Even now as I look back at one of those discussions that occurred just six months ago, I realize how my thinking has changed. I think I'm starting to see the big picture more than I used to. I'm starting to realize that many issues are very easy to react to at the basic gut level, but when one looks at them more carefully the picture is frequently much more complex and the "right" answer is not always so cut-and-dried anymore.
Mind you, this doesn't apply to everything. Some things are just plain wrong. War for example. Both sides may have a legitimate case but murdering each other's citizens can never be justified. Sexual abuse of children is another. This is sick and inexcusable under any circumstances. Essentially, I believe that all forms of violence against the human race are fundamentally wrong.
While working on a couple of projects in my final year of high school I had a chance to do some literature research into a number of these issues. What I found was very interesting. I came to realize that there are many social issues and conditions that aren't quite as straightforward as the ones I mentioned above.
For example, most people are not aware that by far the largest killer of human beings on this planet is indoor air pollution, estimated to kill 2.8 million people every year, mostly in the developing world. That's right, I said million. Yet, when we read our newspapers and listen to our politicians we never hear about this problem. Instead, they go on-and-on about things like mad cow disease and the West Nile virus. Yes, it is unfortunate that some people are dying of these. However, the fact is that these two conditions together have killed fewer than one thousand people worldwide, ever. Compare this with 2.8 million human beings killed annually by indoor air pollution that is directly related to ignorance and living in poverty.

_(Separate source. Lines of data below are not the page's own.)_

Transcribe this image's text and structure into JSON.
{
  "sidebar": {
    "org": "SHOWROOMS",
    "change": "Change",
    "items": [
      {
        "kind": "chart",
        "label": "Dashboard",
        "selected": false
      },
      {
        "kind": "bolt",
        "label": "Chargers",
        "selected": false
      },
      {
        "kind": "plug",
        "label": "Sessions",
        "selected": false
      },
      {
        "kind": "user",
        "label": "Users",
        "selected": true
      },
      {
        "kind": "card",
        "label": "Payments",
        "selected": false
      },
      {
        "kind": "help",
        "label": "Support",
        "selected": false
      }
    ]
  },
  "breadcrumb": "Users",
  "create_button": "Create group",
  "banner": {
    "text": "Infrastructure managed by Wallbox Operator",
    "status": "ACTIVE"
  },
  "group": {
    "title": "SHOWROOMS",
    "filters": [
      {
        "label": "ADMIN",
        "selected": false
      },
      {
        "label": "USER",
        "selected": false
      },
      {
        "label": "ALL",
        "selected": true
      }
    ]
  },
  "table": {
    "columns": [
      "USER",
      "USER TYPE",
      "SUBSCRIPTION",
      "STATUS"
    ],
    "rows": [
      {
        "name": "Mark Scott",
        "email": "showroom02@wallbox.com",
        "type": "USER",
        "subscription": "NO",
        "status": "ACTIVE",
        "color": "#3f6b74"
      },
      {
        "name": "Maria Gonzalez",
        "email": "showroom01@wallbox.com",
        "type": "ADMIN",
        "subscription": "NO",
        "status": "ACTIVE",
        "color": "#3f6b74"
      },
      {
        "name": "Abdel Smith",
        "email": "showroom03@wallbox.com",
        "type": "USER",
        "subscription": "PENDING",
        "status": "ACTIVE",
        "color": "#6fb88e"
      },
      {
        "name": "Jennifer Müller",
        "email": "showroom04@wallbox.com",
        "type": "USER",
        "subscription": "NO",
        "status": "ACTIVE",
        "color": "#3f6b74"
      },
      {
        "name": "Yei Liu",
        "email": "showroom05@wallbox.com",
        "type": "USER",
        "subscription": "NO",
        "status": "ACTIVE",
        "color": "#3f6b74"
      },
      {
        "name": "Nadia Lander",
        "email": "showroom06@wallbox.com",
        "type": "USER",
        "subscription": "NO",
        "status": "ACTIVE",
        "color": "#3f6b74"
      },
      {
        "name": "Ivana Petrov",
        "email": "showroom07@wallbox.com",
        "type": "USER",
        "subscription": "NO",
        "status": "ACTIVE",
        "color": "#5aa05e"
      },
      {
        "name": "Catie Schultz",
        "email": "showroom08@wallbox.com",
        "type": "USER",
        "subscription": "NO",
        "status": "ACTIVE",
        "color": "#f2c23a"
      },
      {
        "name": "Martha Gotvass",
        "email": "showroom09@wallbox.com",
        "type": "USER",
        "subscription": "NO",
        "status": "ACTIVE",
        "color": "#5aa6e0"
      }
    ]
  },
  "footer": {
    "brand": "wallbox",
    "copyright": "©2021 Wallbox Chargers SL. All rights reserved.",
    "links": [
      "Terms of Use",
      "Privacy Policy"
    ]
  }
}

Global warming is another issue that I think is very important but one that is also being distorted and blown way out of proportion by the media and special interest groups. The fact is, that even the scientists can't agree on exactly what is going to happen in the future, and their estimates are wildly different. So, I can understand the reluctance of the U.S. government and some others to resist immediate implementation of the Kyoto protocol. Instead, they believe in a phased adoption of the Kyoto measures because immediate implementation would cost billions of dollars and throw the economies of the major developed countries into chaos. This would benefit no one, and would cause more pain and suffering than the short-term effects of global warming.
There are a number of other global issues that also interest me, including: human poverty and starvation, environmental issues in general, and biodiversity.
An aspect of all of this that really interests me goes back to my dad's analogy about the glass. Is it half-full or half-empty? Why do the media, politicians, and special interest groups tend to jump on the bandwagon of negativity on just about every major social issue? Is this healthy? Maybe if we're always preparing for the worst case scenario all the time, we can't go wrong. But then, what about our tendency to focus on the wrong things due to all of the hype surrounding the "designer" issues of the day?
These kinds of questions fascinate me. I guess that explains why I was drawn to apply for admission into a political science program majoring in world issues. After that, I think I would like to enroll in a masters program in journalism in which I could focus on covering issues related to the developing world and the future of the human race. I would like to be able to add some balance to that coverage.
Word Count = 698 words
This essay starts with a couple of strong quotes in the first paragraph. The writer presents a thoughtful and thought-provoking overview of some major socio-economic issues about which he/she cares. He/she demonstrates that they have done a fair amount of reading and research into a number of the issues. The writer obviously has good abilities to assimilate information and present a clear viewpoint. The last two paragraphs complete the loop, linking directly back to the quote used in the opening sentence.